- national coverage – it will record all buildings with roof areas over 9 sq. m in urban areas and 25 sq. m in rural areas.
- the data set will be maintained on a regular basis so it depicts the built environment as it changes
- linkages are included to other important geospatial reference data sets, including geocoded address, property boundary data and the transport network.
Geoscape will provide a comprehensive view of the location, distribution and characteristics of more than 15 million structures across Australia by combining the following technologies and techniques:
- high-resolution satellite imagery
- 3D analytical vector data set
- short-wave infrared (SWIR) spectral analysis
- high-quality national foundation data
- high-performance cloud computing
- machine learning and automated feature extraction.
Geoscape uses DigitalGlobe's WorldView-3 satellite-based sensors – a multi-payload, super-spectral, high-resolution commercial platform with 31cm panchromatic resolution, 1.24m multispectral resolution and 3.7m SWIR resolution – to collect up to 680,000 sq. km worth of data every day. PSMA is also applying Tomnod, DigitalGlobe's crowdsourcing geospatial intelligence platform, to help identify features such as swimming pools and solar panels. While Geoscape will provide similar data to small-scale 3D models, albeit at a lower accuracy level, its data sets are designed to support analytics at the continental level.

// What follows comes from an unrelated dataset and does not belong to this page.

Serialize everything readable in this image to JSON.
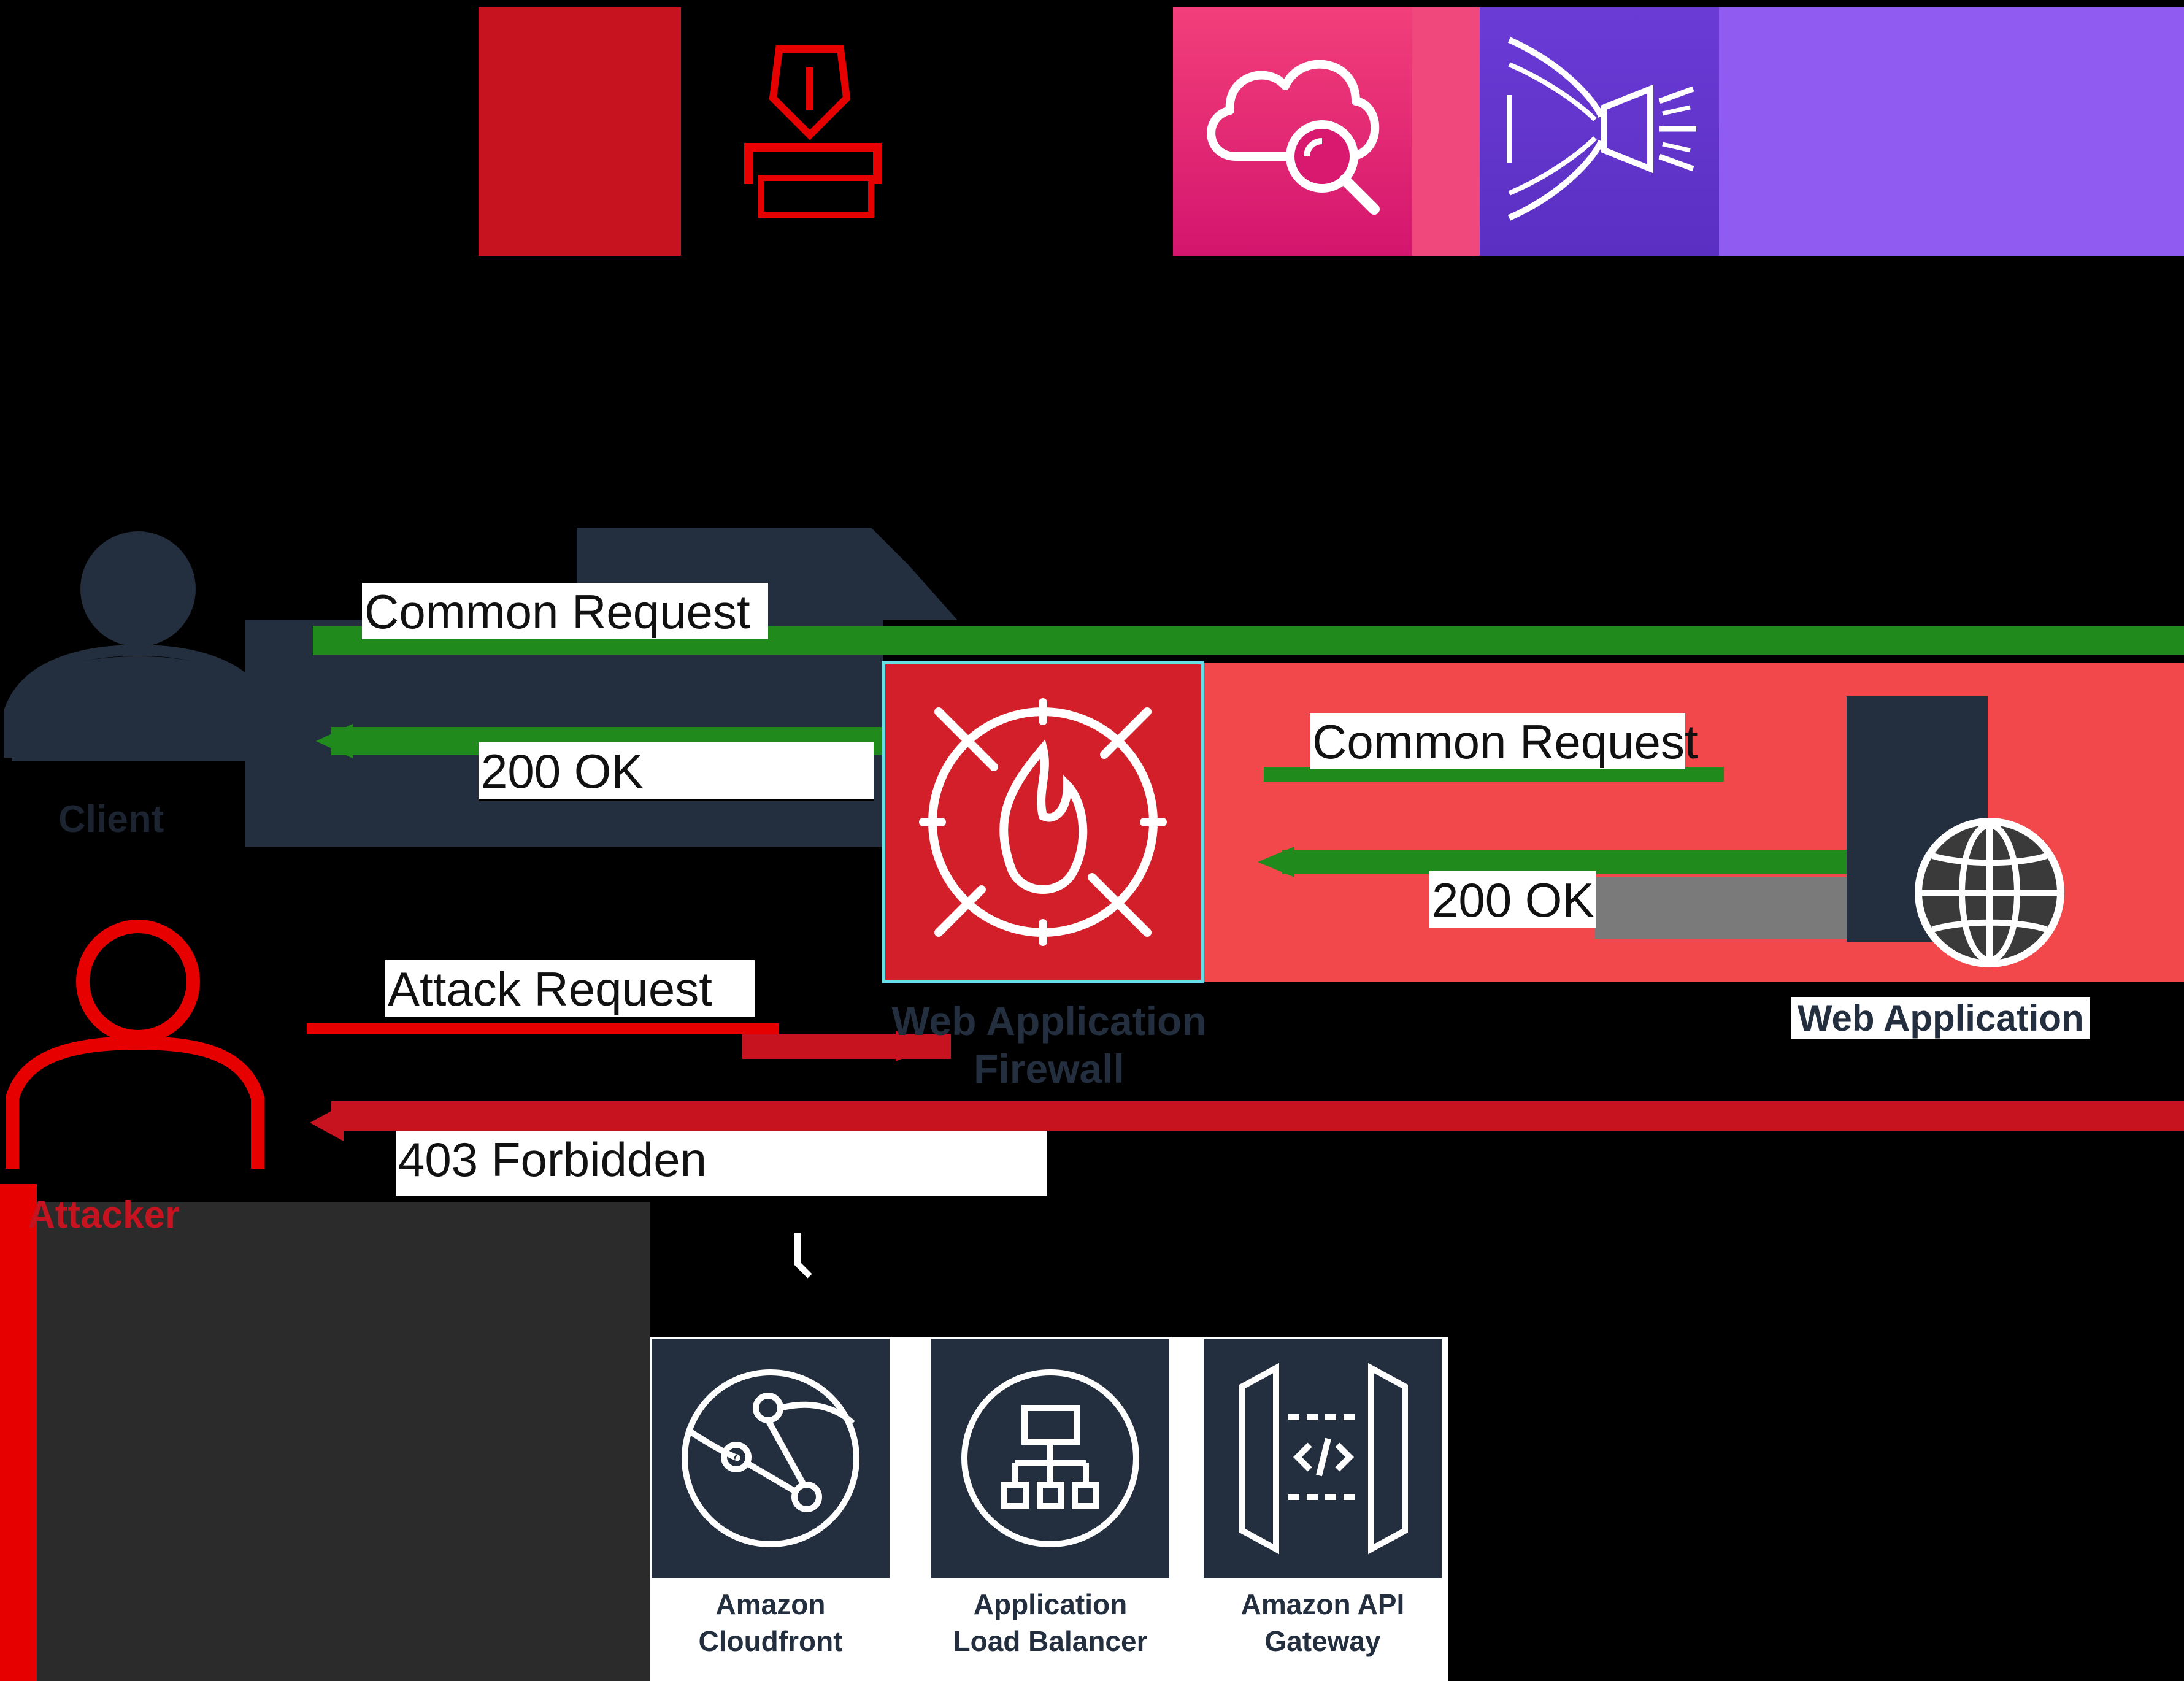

PSMA tested the Geoscape concept with a pilot in the Sydney suburb of Chatswood in August 2015, moving on to focus on the Adelaide region and covering some 16,000 sq. km. This phase included just under a million building footprints, with associated attributes and relationships.
Categorising a continent

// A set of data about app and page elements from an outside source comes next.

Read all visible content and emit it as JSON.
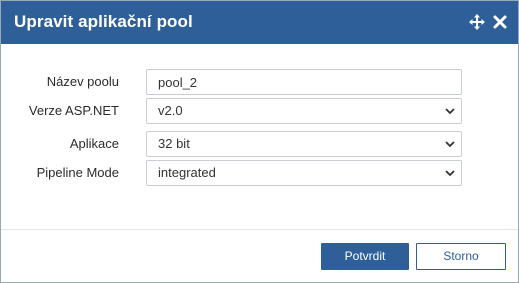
{
  "dialog": {
    "title": "Upravit aplikační pool",
    "icons": {
      "move": "move-icon",
      "close": "close-icon"
    }
  },
  "form": {
    "pool_name": {
      "label": "Název poolu",
      "value": "pool_2"
    },
    "aspnet_version": {
      "label": "Verze ASP.NET",
      "value": "v2.0"
    },
    "application": {
      "label": "Aplikace",
      "value": "32 bit"
    },
    "pipeline_mode": {
      "label": "Pipeline Mode",
      "value": "integrated"
    }
  },
  "buttons": {
    "confirm": "Potvrdit",
    "cancel": "Storno"
  },
  "colors": {
    "accent": "#2e5f98",
    "border": "#c8ced4"
  }
}
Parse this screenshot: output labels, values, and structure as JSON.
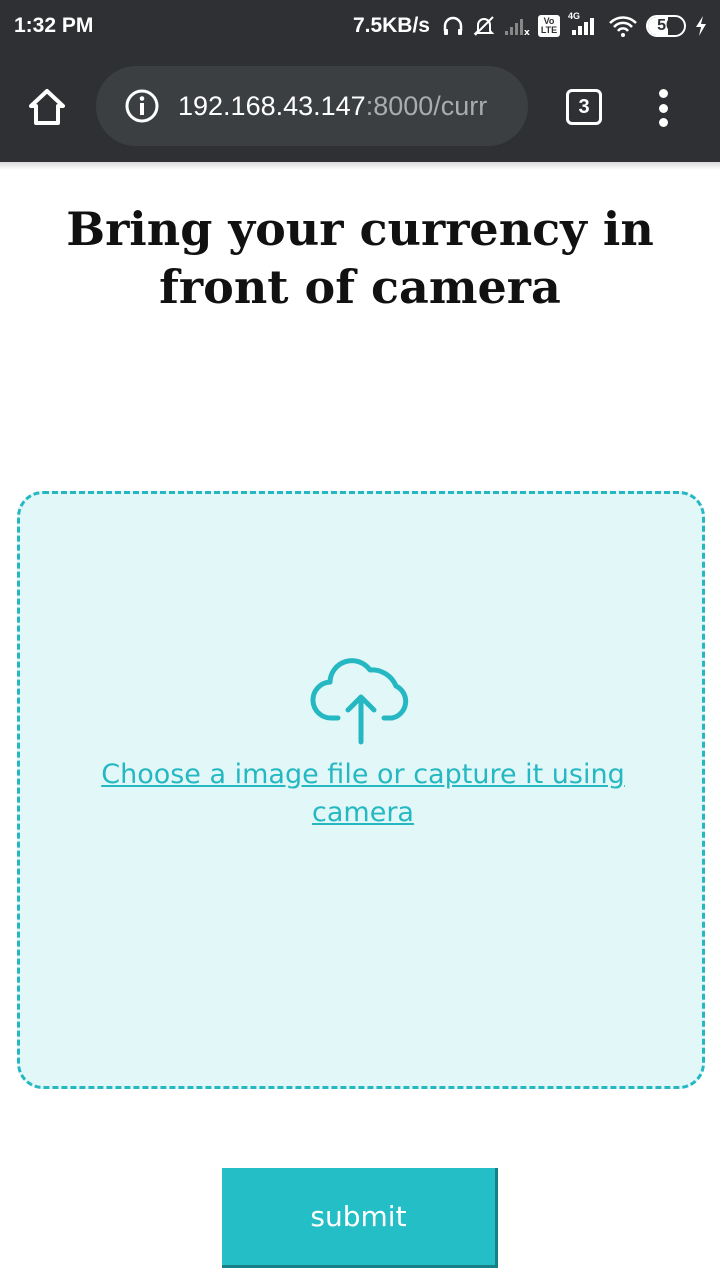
{
  "status_bar": {
    "time": "1:32 PM",
    "net_speed": "7.5KB/s",
    "volte_label": "Vo\nLTE",
    "network_type": "4G",
    "battery_level": "56",
    "battery_fraction": 0.56,
    "icons": [
      "headphones-icon",
      "mute-bell-icon",
      "signal-icon",
      "volte-icon",
      "signal-4g-icon",
      "wifi-icon",
      "battery-icon",
      "charging-icon"
    ]
  },
  "browser": {
    "url_host": "192.168.43.147",
    "url_path": ":8000/curr",
    "tab_count": "3",
    "icons": [
      "home-icon",
      "info-icon",
      "more-vert-icon"
    ]
  },
  "page": {
    "title": "Bring your currency in front of camera",
    "upload_link": "Choose a image file or capture it using camera",
    "submit_label": "submit"
  },
  "colors": {
    "accent": "#26b8c2",
    "dropzone_bg": "#e2f8f8",
    "toolbar_bg": "#2e3033"
  }
}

PSMA is now rolling out Geoscape across Australia to provide full coverage of the continent by the end of 2017. We will be applying 3 categories in relation to data quality and potential capture timelines. Each has been developed based on a number of factors, including the probability of factors such as flooding, population distribution, industrial or commercial activities and the ability to verify positional accuracy.

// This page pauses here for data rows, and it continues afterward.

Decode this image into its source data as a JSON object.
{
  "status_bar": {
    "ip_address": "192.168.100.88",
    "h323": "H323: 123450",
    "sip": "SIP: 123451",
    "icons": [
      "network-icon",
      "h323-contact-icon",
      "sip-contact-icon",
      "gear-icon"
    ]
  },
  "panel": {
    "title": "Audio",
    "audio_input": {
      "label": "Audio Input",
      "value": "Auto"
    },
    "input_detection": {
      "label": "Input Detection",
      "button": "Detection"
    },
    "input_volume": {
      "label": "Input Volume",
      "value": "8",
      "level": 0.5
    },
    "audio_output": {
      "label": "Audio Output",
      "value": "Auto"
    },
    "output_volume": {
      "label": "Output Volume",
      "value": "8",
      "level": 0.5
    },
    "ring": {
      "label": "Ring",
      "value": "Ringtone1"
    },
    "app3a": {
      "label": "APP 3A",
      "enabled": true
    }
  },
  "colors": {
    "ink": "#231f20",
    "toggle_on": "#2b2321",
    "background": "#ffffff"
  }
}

For the base release of Geoscape, regions with more precise data have been defined as "urban, those with a lower risk value have been defined as "rural balance", while the term "remote communities" is used to define areas of interest to record at high-quality attribution but low positional accuracy (see Figure 1). The urban category will cover more than 90% of the population.
Figure 1: National coverage map
Various digital elevation models (DEMs) and digital surface models will be used during the development and maintenance of Geoscape, and a national 30m DEM will be provided. It will be developed continually with an annual maintenance cycle, new attributes being added according to market need and data availability or recording options.
PSMA will provide geospatial data in a range of industry-standard formats and also enable access to aspatial data through web services that are Open Geospatial Consortium-compliant. The data set will offer insights that can be applied in different environments and in different software, thanks to links with PSMA's national location data sets that extend the depth and power of Geoscape by using G-NAF and Administrative Boundaries.
As well as an Australian Information Industry Association innovation award, Geoscape won a Geospatial World Excellence Award in May and is attracting significant international attention. Many countries are interested in its potential to fill geospatial information gaps; in particular, it could support the UN's Sustainable Development Goals – helping establish key economic infrastructure such as addressing and land registration systems – and improve humanitarian and natural disaster relief delivery.
Dan Paull is Chief Executive Officer of PSMA
- The Geoscape evaluation data set is available for download, providing a 25 sq. km area from the Adelaide phase that covers 25 suburbs as well as buildings with solar panels and properties with swimming pools.
- Related competencies include: GIS
- This feature was taken from the RICS Land journal (October/November 2016)